The Collected Letters, Volume 26


TC TO JOHN A. CARLYLE; 19 August 1851; DOI: 10.1215/lt-18510819-TC-JAC-01; CL 26: 133


Malvern, 19 Augt, 1851—

Dear Brother,

I have now got all your Letters, Sheets &c,1 as you probably have got mine,—the Letter intended for Monday morning would reach you on Monday Evg;—so I will send you Emerson's Letter back,2 with request to take some steps about that American Copy quàm primùm [as soon as possible]. There is yet no Letter to me from “E. P. Clark”; but Emerson's Letter seems to indicate that a bargain is as good as made with some Bibliopoles called “Phillips & Sampson,” on the part of whom, it is probable enough, John Chapman when he called the other day may have been intending to negociate. I think you had better call on the said Chapman, hear what he has to say (if anything on that subject); and if nothing contradictory to what is written in the enclosed Note to E. P. Clark, then to despatch the sheets, with Emersons Book and the said Note, all in one Parcel, to E. P. Clark that he may dispose of them at once, and so rid our hands of them. He is a very faithful punctual creature; and the only danger to be apprehended from him is his writing too much. Of course, you will seal his Note before sending it!

Farie has suddenly landed here last night, and has been hanging on our skirts ever since: he is now loitering about the grounds waiting for Dr Gy; I have stuck the Leader into his hands to get free of him till I do my letters and bath. He speaks of going away immediately again; which will not be amiss!— Our party at Senior's, thanks to Twistleton &c, was very well. I seem to continue improving a little here; and the weather is quite bright again. Do the best you can with those Yankee and other negociations. Yours ever

T. Carlyle

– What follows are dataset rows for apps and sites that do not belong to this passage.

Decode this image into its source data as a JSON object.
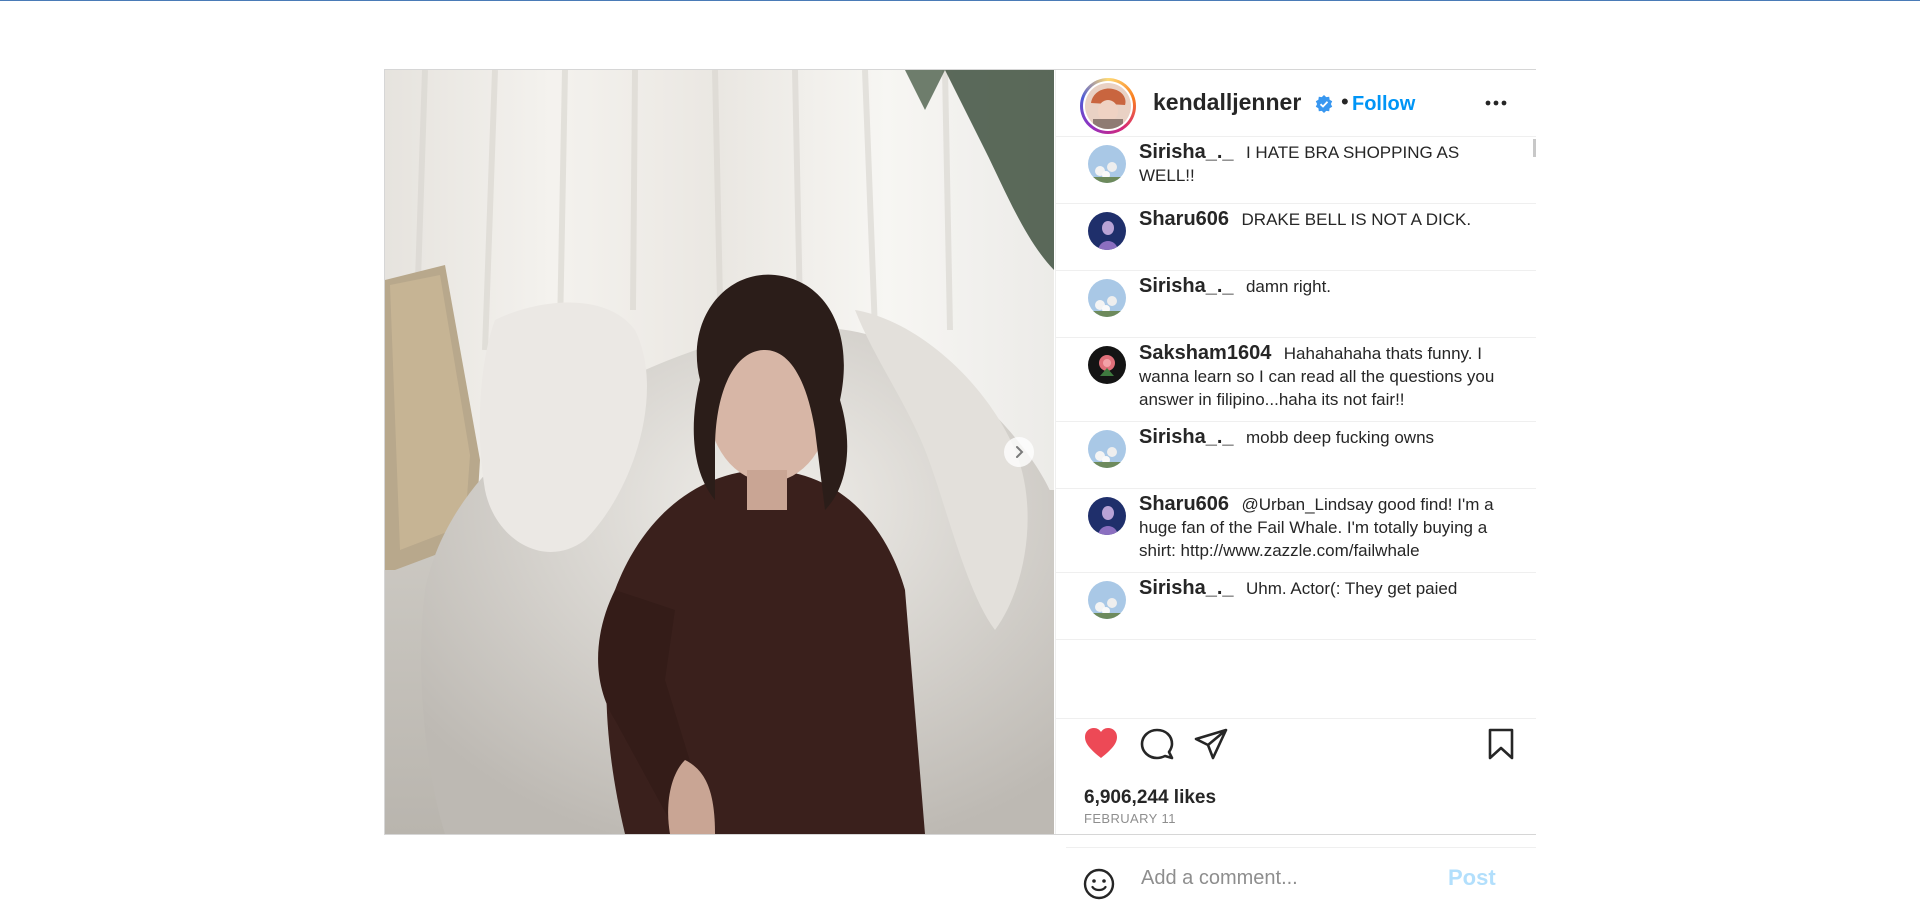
{
  "post": {
    "username": "kendalljenner",
    "separator": "•",
    "follow_label": "Follow",
    "verified_icon": "verified-badge-icon",
    "more_icon": "more-options-icon",
    "next_icon": "chevron-right-icon"
  },
  "comments": [
    {
      "user": "Sirisha_._",
      "text": "I HATE BRA SHOPPING AS WELL!!",
      "avatar": "floral-blue"
    },
    {
      "user": "Sharu606",
      "text": "DRAKE BELL IS NOT A DICK.",
      "avatar": "navy-figure"
    },
    {
      "user": "Sirisha_._",
      "text": "damn right.",
      "avatar": "floral-blue"
    },
    {
      "user": "Saksham1604",
      "text": "Hahahahaha thats funny. I wanna learn so I can read all the questions you answer in filipino...haha its not fair!!",
      "avatar": "rose-dark"
    },
    {
      "user": "Sirisha_._",
      "text": "mobb deep fucking owns",
      "avatar": "floral-blue"
    },
    {
      "user": "Sharu606",
      "text": "@Urban_Lindsay good find! I'm a huge fan of the Fail Whale. I'm totally buying a shirt: http://www.zazzle.com/failwhale",
      "avatar": "navy-figure"
    },
    {
      "user": "Sirisha_._",
      "text": "Uhm. Actor(: They get paied",
      "avatar": "floral-blue"
    }
  ],
  "actions": {
    "liked": true,
    "like_icon": "heart-filled-icon",
    "comment_icon": "comment-icon",
    "share_icon": "share-icon",
    "save_icon": "bookmark-icon",
    "like_color": "#ed4956"
  },
  "likes": "6,906,244 likes",
  "date": "FEBRUARY 11",
  "composer": {
    "placeholder": "Add a comment...",
    "post_label": "Post",
    "post_color": "#b2dffc",
    "emoji_icon": "smiley-icon"
  },
  "colors": {
    "accent": "#0095f6",
    "text": "#262626",
    "muted": "#8e8e8e"
  }
}
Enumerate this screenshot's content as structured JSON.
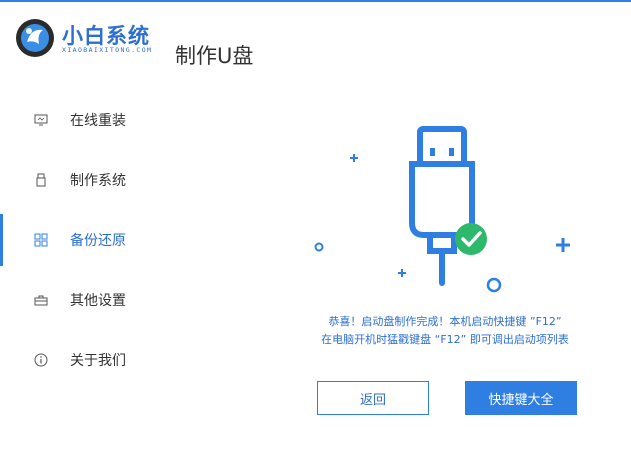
{
  "app": {
    "brand_name": "小白系统",
    "brand_subtitle": "XIAOBAIXITONG.COM",
    "page_title": "制作U盘",
    "accent_color": "#2f7fe3"
  },
  "sidebar": {
    "items": [
      {
        "label": "在线重装",
        "icon": "monitor-icon",
        "active": false
      },
      {
        "label": "制作系统",
        "icon": "usb-icon",
        "active": false
      },
      {
        "label": "备份还原",
        "icon": "grid-icon",
        "active": true
      },
      {
        "label": "其他设置",
        "icon": "toolbox-icon",
        "active": false
      },
      {
        "label": "关于我们",
        "icon": "info-icon",
        "active": false
      }
    ]
  },
  "main": {
    "message_line1": "恭喜！启动盘制作完成！本机启动快捷键 ”F12”",
    "message_line2": "在电脑开机时猛戳键盘 “F12” 即可调出启动项列表",
    "back_button": "返回",
    "shortcut_button": "快捷键大全"
  }
}
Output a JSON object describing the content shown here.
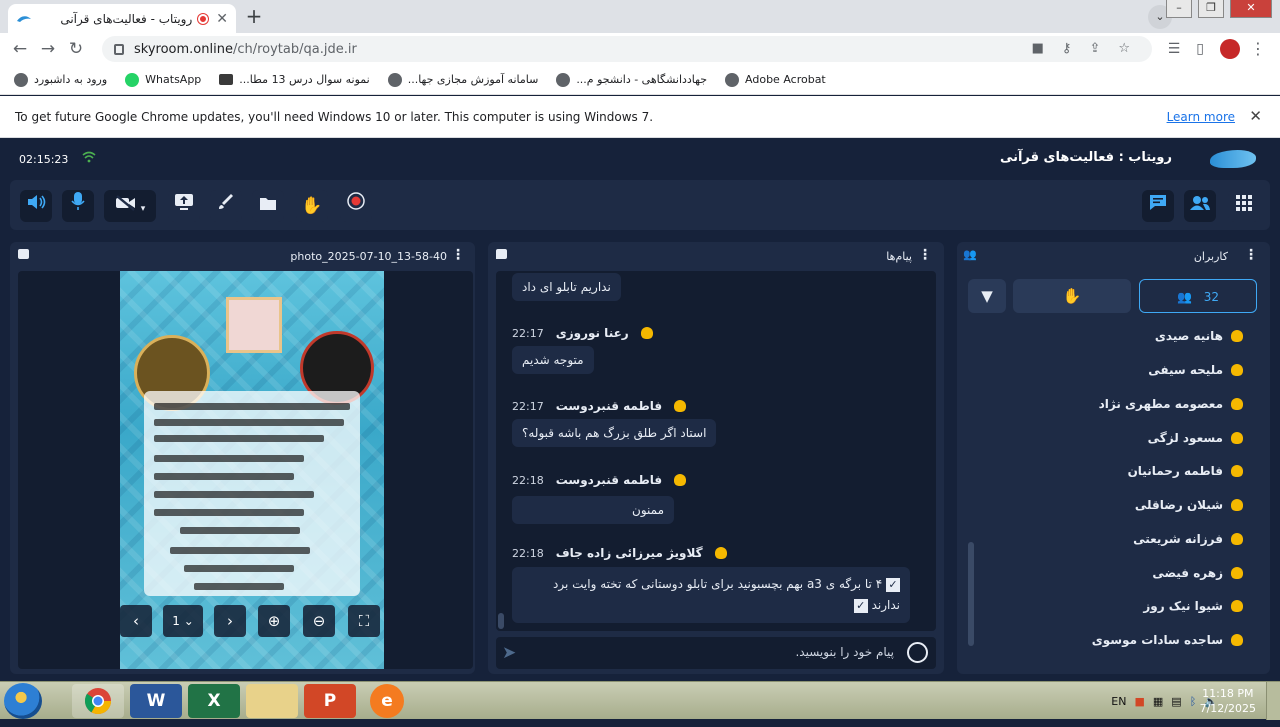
{
  "browser": {
    "tab_title": "رویتاب - فعالیت‌های قرآنی",
    "url_domain": "skyroom.online",
    "url_path": "/ch/roytab/qa.jde.ir",
    "bookmarks": [
      {
        "label": "ورود به داشبورد",
        "icon": "globe-icon"
      },
      {
        "label": "WhatsApp",
        "icon": "whatsapp-icon"
      },
      {
        "label": "نمونه سوال درس 13 مطا...",
        "icon": "folder-icon"
      },
      {
        "label": "سامانه آموزش مجازی جها...",
        "icon": "globe-icon"
      },
      {
        "label": "جهاددانشگاهی - دانشجو م...",
        "icon": "globe-icon"
      },
      {
        "label": "Adobe Acrobat",
        "icon": "globe-icon"
      }
    ],
    "infobar_text": "To get future Google Chrome updates, you'll need Windows 10 or later. This computer is using Windows 7.",
    "infobar_link": "Learn more"
  },
  "app": {
    "clock": "02:15:23",
    "room_title": "رویتاب : فعالیت‌های قرآنی",
    "accent": "#3fa9f5",
    "bg": "#16223a",
    "panel_bg": "#1e2b45"
  },
  "viewer": {
    "title": "photo_2025-07-10_13-58-40",
    "page": "1"
  },
  "chat": {
    "title": "پیام‌ها",
    "input_placeholder": "پیام خود را بنویسید.",
    "messages": [
      {
        "text": "نداریم تابلو ای داد"
      },
      {
        "name": "رعنا نوروزی",
        "time": "22:17",
        "text": "متوجه شدیم"
      },
      {
        "name": "فاطمه قنبردوست",
        "time": "22:17",
        "text": "استاد اگر طلق بزرگ هم باشه قبوله؟"
      },
      {
        "name": "فاطمه قنبردوست",
        "time": "22:18",
        "text": "ممنون"
      },
      {
        "name": "گلاویژ میرزائی زاده جاف",
        "time": "22:18",
        "text_line1": "۴ تا برگه ی a3 بهم بچسبونید برای تابلو دوستانی که تخته وایت برد",
        "text_line2": "ندارند"
      }
    ]
  },
  "users": {
    "title": "کاربران",
    "count": "32",
    "list": [
      "هانیه صیدی",
      "ملیحه سیفی",
      "معصومه مطهری نژاد",
      "مسعود لزگی",
      "فاطمه رحمانیان",
      "شیلان رضاقلی",
      "فرزانه شریعتی",
      "زهره فیضی",
      "شیوا نیک روز",
      "ساجده سادات موسوی"
    ]
  },
  "taskbar": {
    "lang": "EN",
    "time": "11:18 PM",
    "date": "7/12/2025"
  }
}
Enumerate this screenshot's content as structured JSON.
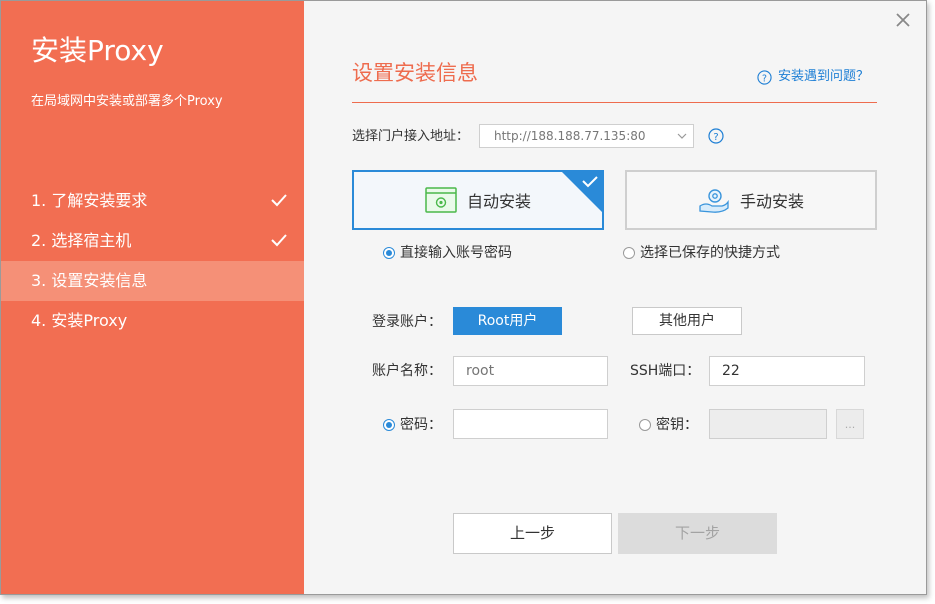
{
  "sidebar": {
    "app_title": "安装Proxy",
    "subtitle": "在局域网中安装或部署多个Proxy",
    "steps": [
      {
        "label": "1. 了解安装要求",
        "done": true
      },
      {
        "label": "2. 选择宿主机",
        "done": true
      },
      {
        "label": "3. 设置安装信息",
        "active": true
      },
      {
        "label": "4. 安装Proxy"
      }
    ]
  },
  "main": {
    "title": "设置安装信息",
    "help_link": "安装遇到问题？",
    "portal": {
      "label": "选择门户接入地址：",
      "selected": "http://188.188.77.135:80"
    },
    "install_modes": {
      "auto": "自动安装",
      "manual": "手动安装",
      "selected": "auto"
    },
    "credential_options": {
      "direct": "直接输入账号密码",
      "saved": "选择已保存的快捷方式",
      "selected": "direct"
    },
    "login_account": {
      "label": "登录账户：",
      "root_button": "Root用户",
      "other_button": "其他用户",
      "selected": "root"
    },
    "account_name": {
      "label": "账户名称：",
      "placeholder": "root",
      "value": ""
    },
    "ssh_port": {
      "label": "SSH端口：",
      "value": "22"
    },
    "auth": {
      "password_label": "密码：",
      "key_label": "密钥：",
      "browse": "...",
      "selected": "password"
    },
    "buttons": {
      "prev": "上一步",
      "next": "下一步"
    }
  },
  "colors": {
    "sidebar": "#f26e52",
    "sidebar_active": "#f59077",
    "accent_blue": "#2a8ad8",
    "title_orange": "#ee6c4e"
  }
}
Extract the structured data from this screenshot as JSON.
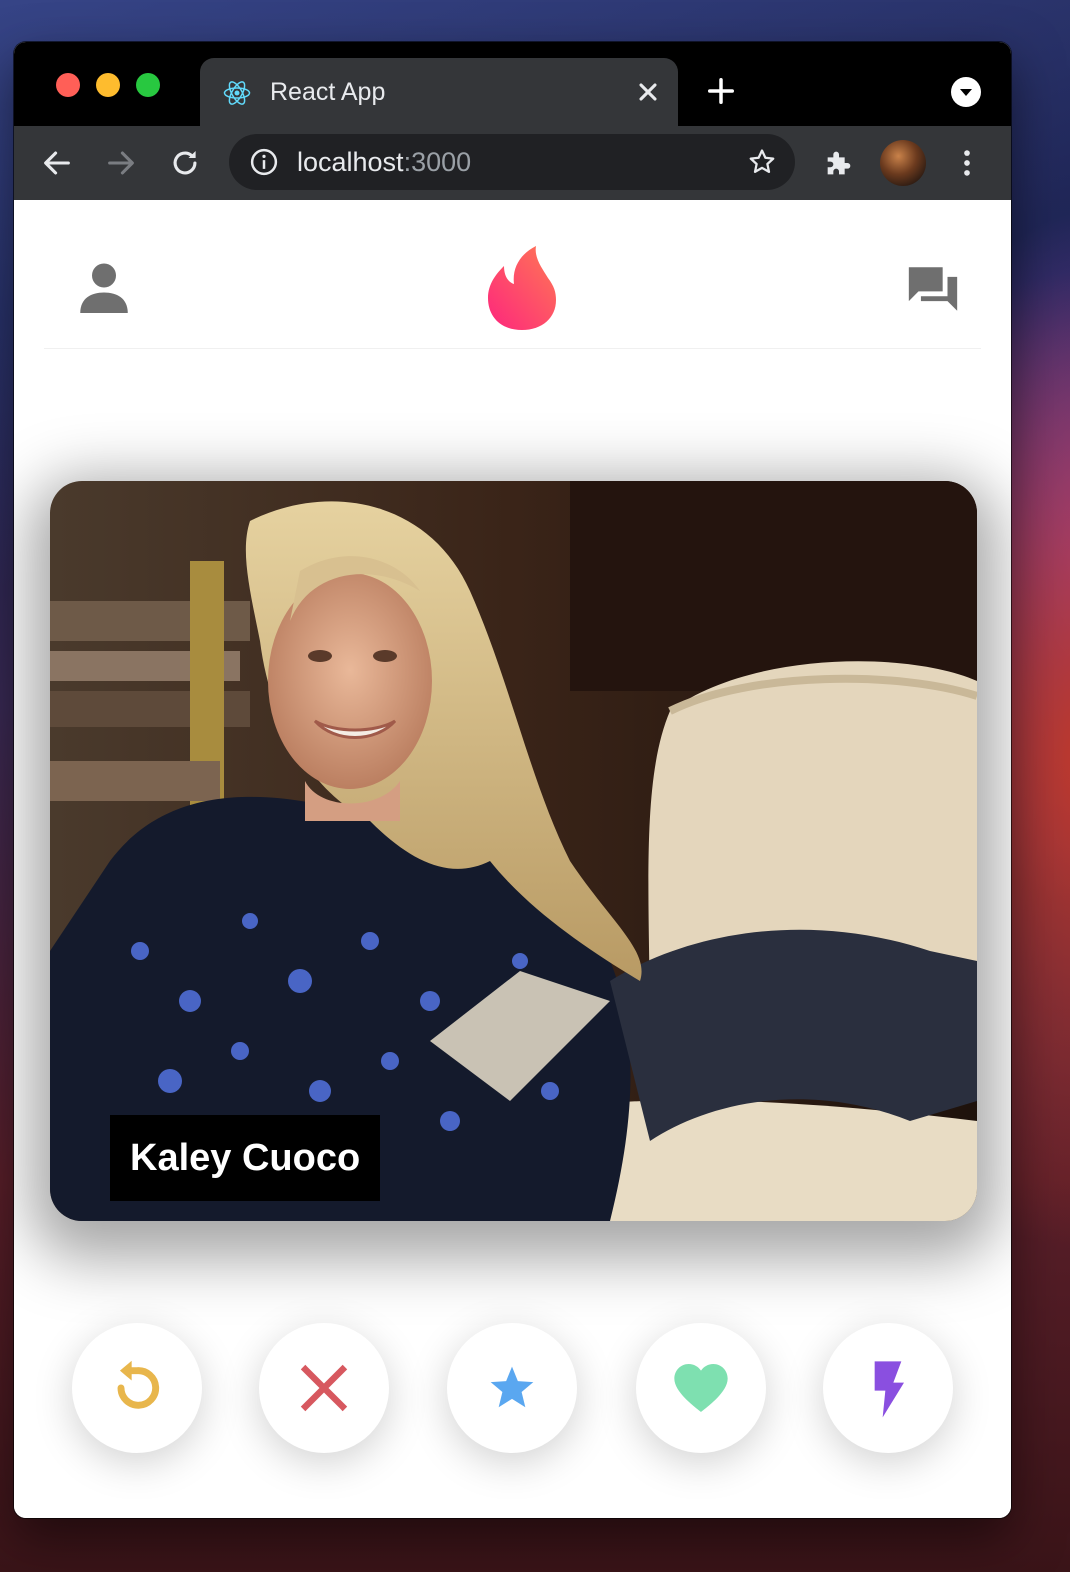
{
  "browser": {
    "tab_title": "React App",
    "url_host": "localhost",
    "url_port": ":3000",
    "icons": {
      "favicon": "react-icon",
      "tab_close": "close-icon",
      "new_tab": "plus-icon",
      "tab_search": "chevron-down-icon",
      "back": "arrow-left-icon",
      "forward": "arrow-right-icon",
      "reload": "reload-icon",
      "site_info": "info-icon",
      "bookmark": "star-outline-icon",
      "extensions": "puzzle-icon",
      "profile": "avatar",
      "menu": "kebab-menu-icon"
    }
  },
  "app": {
    "header": {
      "left_icon": "person-icon",
      "logo": "tinder-flame-logo",
      "right_icon": "forum-icon"
    },
    "card": {
      "name": "Kaley Cuoco"
    },
    "actions": [
      {
        "name": "replay-button",
        "icon": "replay-icon",
        "color": "#e8b64c"
      },
      {
        "name": "close-button",
        "icon": "close-icon",
        "color": "#d7585f"
      },
      {
        "name": "star-button",
        "icon": "star-icon",
        "color": "#5aa7f0"
      },
      {
        "name": "favorite-button",
        "icon": "heart-icon",
        "color": "#7ee0b0"
      },
      {
        "name": "flash-button",
        "icon": "flash-icon",
        "color": "#8a4fe0"
      }
    ]
  }
}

In E. P. Clark's Note is a professed stipulation as to a month's time: see that, and then make Chapman (E. Chapn) aware of it,—please.— Now for the sit-bath!